▶ [Goal of the exercise]:
Every record, from first to last, should be retyped word for word.

(Website and app data records)
—————
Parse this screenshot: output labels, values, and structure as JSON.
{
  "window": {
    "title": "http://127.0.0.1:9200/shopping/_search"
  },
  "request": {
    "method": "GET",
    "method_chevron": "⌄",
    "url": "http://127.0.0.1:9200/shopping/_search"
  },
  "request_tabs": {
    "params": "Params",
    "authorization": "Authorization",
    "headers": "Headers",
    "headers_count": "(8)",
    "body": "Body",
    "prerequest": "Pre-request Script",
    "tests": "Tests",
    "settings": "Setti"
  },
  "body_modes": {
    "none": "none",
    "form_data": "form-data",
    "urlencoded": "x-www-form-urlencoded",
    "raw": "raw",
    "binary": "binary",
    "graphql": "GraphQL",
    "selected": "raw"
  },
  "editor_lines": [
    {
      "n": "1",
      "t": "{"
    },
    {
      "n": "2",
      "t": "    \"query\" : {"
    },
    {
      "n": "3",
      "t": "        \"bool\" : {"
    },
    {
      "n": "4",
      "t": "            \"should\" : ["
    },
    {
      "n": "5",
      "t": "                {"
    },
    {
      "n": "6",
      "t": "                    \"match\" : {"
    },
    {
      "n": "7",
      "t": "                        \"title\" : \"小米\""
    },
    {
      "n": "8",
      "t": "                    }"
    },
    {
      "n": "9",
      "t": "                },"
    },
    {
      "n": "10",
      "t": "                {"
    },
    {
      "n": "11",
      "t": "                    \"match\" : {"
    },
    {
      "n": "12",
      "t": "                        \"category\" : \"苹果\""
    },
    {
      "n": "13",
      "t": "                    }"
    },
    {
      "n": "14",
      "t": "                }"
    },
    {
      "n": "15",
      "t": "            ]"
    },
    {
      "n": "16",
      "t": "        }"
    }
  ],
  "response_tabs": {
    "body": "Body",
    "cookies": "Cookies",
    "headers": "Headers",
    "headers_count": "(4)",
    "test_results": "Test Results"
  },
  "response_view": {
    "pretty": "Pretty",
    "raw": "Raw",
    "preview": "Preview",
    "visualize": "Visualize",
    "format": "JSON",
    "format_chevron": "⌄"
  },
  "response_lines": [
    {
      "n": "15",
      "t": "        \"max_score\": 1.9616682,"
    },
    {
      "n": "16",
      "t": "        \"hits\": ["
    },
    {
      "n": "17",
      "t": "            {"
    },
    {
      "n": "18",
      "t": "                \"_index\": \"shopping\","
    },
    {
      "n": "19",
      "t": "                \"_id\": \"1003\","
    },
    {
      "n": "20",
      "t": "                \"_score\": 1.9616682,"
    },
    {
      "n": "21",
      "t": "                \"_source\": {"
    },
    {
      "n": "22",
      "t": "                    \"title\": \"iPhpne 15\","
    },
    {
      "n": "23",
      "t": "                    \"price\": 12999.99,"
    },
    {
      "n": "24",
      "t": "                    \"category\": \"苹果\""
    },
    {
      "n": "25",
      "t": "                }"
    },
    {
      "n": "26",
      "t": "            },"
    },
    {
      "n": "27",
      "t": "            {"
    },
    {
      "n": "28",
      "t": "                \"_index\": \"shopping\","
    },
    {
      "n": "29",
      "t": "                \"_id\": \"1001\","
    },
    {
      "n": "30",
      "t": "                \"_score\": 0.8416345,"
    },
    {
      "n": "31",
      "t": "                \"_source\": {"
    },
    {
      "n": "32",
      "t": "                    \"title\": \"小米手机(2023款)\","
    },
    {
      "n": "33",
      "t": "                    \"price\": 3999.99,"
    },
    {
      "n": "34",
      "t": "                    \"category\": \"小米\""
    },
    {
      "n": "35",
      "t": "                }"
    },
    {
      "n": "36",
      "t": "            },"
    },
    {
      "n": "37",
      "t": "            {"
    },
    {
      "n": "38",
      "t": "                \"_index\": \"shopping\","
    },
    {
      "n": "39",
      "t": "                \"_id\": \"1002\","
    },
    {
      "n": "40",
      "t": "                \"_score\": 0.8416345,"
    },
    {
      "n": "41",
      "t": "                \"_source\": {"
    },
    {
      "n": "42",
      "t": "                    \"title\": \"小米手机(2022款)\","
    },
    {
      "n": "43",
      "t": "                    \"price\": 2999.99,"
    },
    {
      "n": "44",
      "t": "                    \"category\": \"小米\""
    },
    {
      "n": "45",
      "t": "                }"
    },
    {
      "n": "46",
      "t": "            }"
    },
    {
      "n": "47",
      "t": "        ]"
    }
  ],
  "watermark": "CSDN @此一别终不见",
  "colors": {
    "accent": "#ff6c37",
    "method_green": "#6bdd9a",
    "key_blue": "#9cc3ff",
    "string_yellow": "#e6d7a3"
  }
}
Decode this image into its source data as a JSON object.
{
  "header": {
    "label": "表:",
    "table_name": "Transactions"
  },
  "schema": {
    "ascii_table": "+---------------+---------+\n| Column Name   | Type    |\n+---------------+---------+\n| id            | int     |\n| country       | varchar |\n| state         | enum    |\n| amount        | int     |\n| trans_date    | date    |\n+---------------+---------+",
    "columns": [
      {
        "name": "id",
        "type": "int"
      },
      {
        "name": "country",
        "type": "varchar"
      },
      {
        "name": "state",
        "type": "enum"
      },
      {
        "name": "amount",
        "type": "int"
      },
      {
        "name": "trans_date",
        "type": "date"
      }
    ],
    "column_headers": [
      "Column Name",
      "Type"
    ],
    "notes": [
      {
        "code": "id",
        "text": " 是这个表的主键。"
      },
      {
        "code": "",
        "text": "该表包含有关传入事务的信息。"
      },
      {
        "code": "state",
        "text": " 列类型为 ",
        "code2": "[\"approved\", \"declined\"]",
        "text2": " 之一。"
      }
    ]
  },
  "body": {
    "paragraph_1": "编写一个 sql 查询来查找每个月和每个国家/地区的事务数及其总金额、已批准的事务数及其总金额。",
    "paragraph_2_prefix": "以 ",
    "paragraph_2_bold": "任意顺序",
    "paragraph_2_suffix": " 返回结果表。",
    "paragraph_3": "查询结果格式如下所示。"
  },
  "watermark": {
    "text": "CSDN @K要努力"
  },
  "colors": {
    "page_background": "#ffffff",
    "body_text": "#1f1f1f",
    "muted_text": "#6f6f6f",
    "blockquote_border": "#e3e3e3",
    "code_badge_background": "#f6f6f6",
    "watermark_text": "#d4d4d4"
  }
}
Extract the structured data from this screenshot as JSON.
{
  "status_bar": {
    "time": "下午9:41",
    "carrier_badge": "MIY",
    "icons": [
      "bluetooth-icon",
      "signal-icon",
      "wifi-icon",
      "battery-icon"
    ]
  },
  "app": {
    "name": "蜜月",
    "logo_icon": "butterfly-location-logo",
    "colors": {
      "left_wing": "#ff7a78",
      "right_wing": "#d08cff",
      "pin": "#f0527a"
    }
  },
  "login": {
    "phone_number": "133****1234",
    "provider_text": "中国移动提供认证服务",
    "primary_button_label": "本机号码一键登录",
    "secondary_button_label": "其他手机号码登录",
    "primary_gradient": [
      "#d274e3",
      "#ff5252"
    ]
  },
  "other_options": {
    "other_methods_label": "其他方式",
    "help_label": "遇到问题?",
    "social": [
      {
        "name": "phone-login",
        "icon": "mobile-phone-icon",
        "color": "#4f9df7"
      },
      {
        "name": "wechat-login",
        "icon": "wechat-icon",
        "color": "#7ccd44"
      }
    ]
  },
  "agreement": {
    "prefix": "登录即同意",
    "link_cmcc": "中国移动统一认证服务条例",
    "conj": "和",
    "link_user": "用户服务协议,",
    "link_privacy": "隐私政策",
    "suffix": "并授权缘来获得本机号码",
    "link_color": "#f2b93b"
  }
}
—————
▶ [Written answer]:
Parse this screenshot: output labels, values, and structure as JSON.
{
  "window": {
    "title": "http://127.0.0.1:9200/shopping/_search"
  },
  "request": {
    "method": "GET",
    "method_chevron": "⌄",
    "url": "http://127.0.0.1:9200/shopping/_search"
  },
  "request_tabs": {
    "params": "Params",
    "authorization": "Authorization",
    "headers": "Headers",
    "headers_count": "(8)",
    "body": "Body",
    "prerequest": "Pre-request Script",
    "tests": "Tests",
    "settings": "Setti"
  },
  "body_modes": {
    "none": "none",
    "form_data": "form-data",
    "urlencoded": "x-www-form-urlencoded",
    "raw": "raw",
    "binary": "binary",
    "graphql": "GraphQL",
    "selected": "raw"
  },
  "editor_lines": [
    {
      "n": "1",
      "t": "{"
    },
    {
      "n": "2",
      "t": "    \"query\" : {"
    },
    {
      "n": "3",
      "t": "        \"bool\" : {"
    },
    {
      "n": "4",
      "t": "            \"should\" : ["
    },
    {
      "n": "5",
      "t": "                {"
    },
    {
      "n": "6",
      "t": "                    \"match\" : {"
    },
    {
      "n": "7",
      "t": "                        \"title\" : \"小米\""
    },
    {
      "n": "8",
      "t": "                    }"
    },
    {
      "n": "9",
      "t": "                },"
    },
    {
      "n": "10",
      "t": "                {"
    },
    {
      "n": "11",
      "t": "                    \"match\" : {"
    },
    {
      "n": "12",
      "t": "                        \"category\" : \"苹果\""
    },
    {
      "n": "13",
      "t": "                    }"
    },
    {
      "n": "14",
      "t": "                }"
    },
    {
      "n": "15",
      "t": "            ]"
    },
    {
      "n": "16",
      "t": "        }"
    }
  ],
  "response_tabs": {
    "body": "Body",
    "cookies": "Cookies",
    "headers": "Headers",
    "headers_count": "(4)",
    "test_results": "Test Results"
  },
  "response_view": {
    "pretty": "Pretty",
    "raw": "Raw",
    "preview": "Preview",
    "visualize": "Visualize",
    "format": "JSON",
    "format_chevron": "⌄"
  },
  "response_lines": [
    {
      "n": "15",
      "t": "        \"max_score\": 1.9616682,"
    },
    {
      "n": "16",
      "t": "        \"hits\": ["
    },
    {
      "n": "17",
      "t": "            {"
    },
    {
      "n": "18",
      "t": "                \"_index\": \"shopping\","
    },
    {
      "n": "19",
      "t": "                \"_id\": \"1003\","
    },
    {
      "n": "20",
      "t": "                \"_score\": 1.9616682,"
    },
    {
      "n": "21",
      "t": "                \"_source\": {"
    },
    {
      "n": "22",
      "t": "                    \"title\": \"iPhpne 15\","
    },
    {
      "n": "23",
      "t": "                    \"price\": 12999.99,"
    },
    {
      "n": "24",
      "t": "                    \"category\": \"苹果\""
    },
    {
      "n": "25",
      "t": "                }"
    },
    {
      "n": "26",
      "t": "            },"
    },
    {
      "n": "27",
      "t": "            {"
    },
    {
      "n": "28",
      "t": "                \"_index\": \"shopping\","
    },
    {
      "n": "29",
      "t": "                \"_id\": \"1001\","
    },
    {
      "n": "30",
      "t": "                \"_score\": 0.8416345,"
    },
    {
      "n": "31",
      "t": "                \"_source\": {"
    },
    {
      "n": "32",
      "t": "                    \"title\": \"小米手机(2023款)\","
    },
    {
      "n": "33",
      "t": "                    \"price\": 3999.99,"
    },
    {
      "n": "34",
      "t": "                    \"category\": \"小米\""
    },
    {
      "n": "35",
      "t": "                }"
    },
    {
      "n": "36",
      "t": "            },"
    },
    {
      "n": "37",
      "t": "            {"
    },
    {
      "n": "38",
      "t": "                \"_index\": \"shopping\","
    },
    {
      "n": "39",
      "t": "                \"_id\": \"1002\","
    },
    {
      "n": "40",
      "t": "                \"_score\": 0.8416345,"
    },
    {
      "n": "41",
      "t": "                \"_source\": {"
    },
    {
      "n": "42",
      "t": "                    \"title\": \"小米手机(2022款)\","
    },
    {
      "n": "43",
      "t": "                    \"price\": 2999.99,"
    },
    {
      "n": "44",
      "t": "                    \"category\": \"小米\""
    },
    {
      "n": "45",
      "t": "                }"
    },
    {
      "n": "46",
      "t": "            }"
    },
    {
      "n": "47",
      "t": "        ]"
    }
  ],
  "watermark": "CSDN @此一别终不见",
  "colors": {
    "accent": "#ff6c37",
    "method_green": "#6bdd9a",
    "key_blue": "#9cc3ff",
    "string_yellow": "#e6d7a3"
  }
}
Decode this image into its source data as a JSON object.
{
  "header": {
    "label": "表:",
    "table_name": "Transactions"
  },
  "schema": {
    "ascii_table": "+---------------+---------+\n| Column Name   | Type    |\n+---------------+---------+\n| id            | int     |\n| country       | varchar |\n| state         | enum    |\n| amount        | int     |\n| trans_date    | date    |\n+---------------+---------+",
    "columns": [
      {
        "name": "id",
        "type": "int"
      },
      {
        "name": "country",
        "type": "varchar"
      },
      {
        "name": "state",
        "type": "enum"
      },
      {
        "name": "amount",
        "type": "int"
      },
      {
        "name": "trans_date",
        "type": "date"
      }
    ],
    "column_headers": [
      "Column Name",
      "Type"
    ],
    "notes": [
      {
        "code": "id",
        "text": " 是这个表的主键。"
      },
      {
        "code": "",
        "text": "该表包含有关传入事务的信息。"
      },
      {
        "code": "state",
        "text": " 列类型为 ",
        "code2": "[\"approved\", \"declined\"]",
        "text2": " 之一。"
      }
    ]
  },
  "body": {
    "paragraph_1": "编写一个 sql 查询来查找每个月和每个国家/地区的事务数及其总金额、已批准的事务数及其总金额。",
    "paragraph_2_prefix": "以 ",
    "paragraph_2_bold": "任意顺序",
    "paragraph_2_suffix": " 返回结果表。",
    "paragraph_3": "查询结果格式如下所示。"
  },
  "watermark": {
    "text": "CSDN @K要努力"
  },
  "colors": {
    "page_background": "#ffffff",
    "body_text": "#1f1f1f",
    "muted_text": "#6f6f6f",
    "blockquote_border": "#e3e3e3",
    "code_badge_background": "#f6f6f6",
    "watermark_text": "#d4d4d4"
  }
}
Extract the structured data from this screenshot as JSON.
{
  "status_bar": {
    "time": "下午9:41",
    "carrier_badge": "MIY",
    "icons": [
      "bluetooth-icon",
      "signal-icon",
      "wifi-icon",
      "battery-icon"
    ]
  },
  "app": {
    "name": "蜜月",
    "logo_icon": "butterfly-location-logo",
    "colors": {
      "left_wing": "#ff7a78",
      "right_wing": "#d08cff",
      "pin": "#f0527a"
    }
  },
  "login": {
    "phone_number": "133****1234",
    "provider_text": "中国移动提供认证服务",
    "primary_button_label": "本机号码一键登录",
    "secondary_button_label": "其他手机号码登录",
    "primary_gradient": [
      "#d274e3",
      "#ff5252"
    ]
  },
  "other_options": {
    "other_methods_label": "其他方式",
    "help_label": "遇到问题?",
    "social": [
      {
        "name": "phone-login",
        "icon": "mobile-phone-icon",
        "color": "#4f9df7"
      },
      {
        "name": "wechat-login",
        "icon": "wechat-icon",
        "color": "#7ccd44"
      }
    ]
  },
  "agreement": {
    "prefix": "登录即同意",
    "link_cmcc": "中国移动统一认证服务条例",
    "conj": "和",
    "link_user": "用户服务协议,",
    "link_privacy": "隐私政策",
    "suffix": "并授权缘来获得本机号码",
    "link_color": "#f2b93b"
  }
}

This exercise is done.